About The Northern Indian Ocean Killer Whale Alliance

Very little is known about the killer whales  that inhabit the tropical waters of the Northern Indian Ocean.
Due to their typically offshore nature and infrequent sightings, very little is known about their ecology, movements, population structure and more…this makes them some of the most mysterious cetaceans in the world.
 
The Northern Indian Ocean Killer Whale Alliance was founded as part of a collaborative project between Orca Project Sri Lanka, a Citizen Science study of killer whales seen off Sri Lanka, and Wildlife Conservation Society biologist Tim Collins, with the hopes of shedding some light on the lives of these mysterious whales.
In addition to coordinating a Photo ID catalogue for the region and developing a general repository of sightings, the alliance was set up with the objective of increasing the number of “eyes and ears” available in the area for killer whale sightings.
Members include researchers, research groups, NGOs, whale watchers, game fishers, divers, marine enthusiasts and more. The catalogue hosts a substantial number of images from several countries across the region, which have revealed interesting localized matches.
 
Together we learn more...
Although sightings are sparse they can be far more informative when they are shared and compared. An online catalogue can be found at this website under the 'ID Catalogue' tab, in addition there is also PDF version available for download. All images contributed will be fully credited to their photographer(s), observers and/or study.

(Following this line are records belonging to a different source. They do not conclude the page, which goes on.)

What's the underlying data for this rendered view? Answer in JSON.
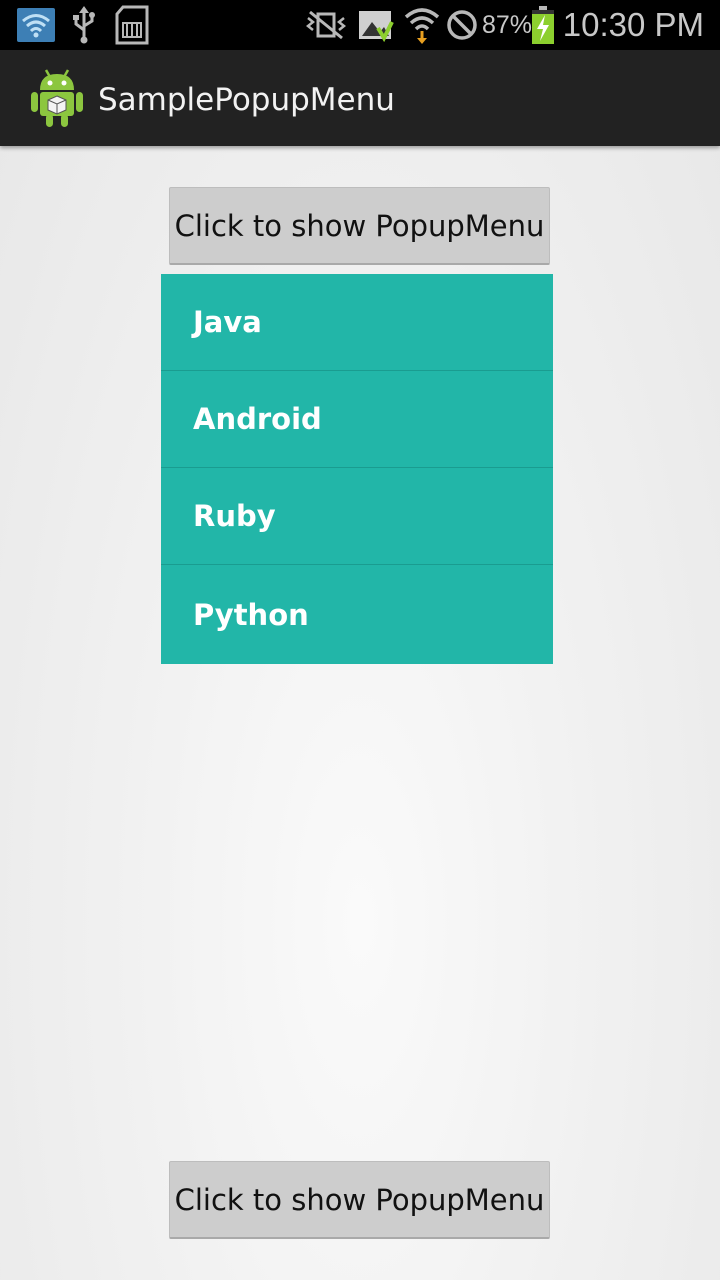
{
  "status_bar": {
    "battery_percent": "87%",
    "time": "10:30 PM",
    "icons": [
      "wifi-icon",
      "usb-icon",
      "sd-card-icon",
      "vibrate-icon",
      "gallery-icon",
      "wifi-signal-icon",
      "blocked-icon",
      "battery-charging-icon"
    ]
  },
  "action_bar": {
    "app_icon": "android-icon",
    "title": "SamplePopupMenu"
  },
  "main": {
    "top_button_label": "Click to show PopupMenu",
    "bottom_button_label": "Click to show PopupMenu"
  },
  "popup_menu": {
    "background": "#22b6a8",
    "items": [
      {
        "label": "Java"
      },
      {
        "label": "Android"
      },
      {
        "label": "Ruby"
      },
      {
        "label": "Python"
      }
    ]
  }
}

While only in the early stages, a wide network of individuals and organizations, has offered support and we hope that in time this project may reveal some of the secrets of whales in this region. This includes insights into their site fidelity, diet, movements between countries, population sizes and maybe even ecotypes.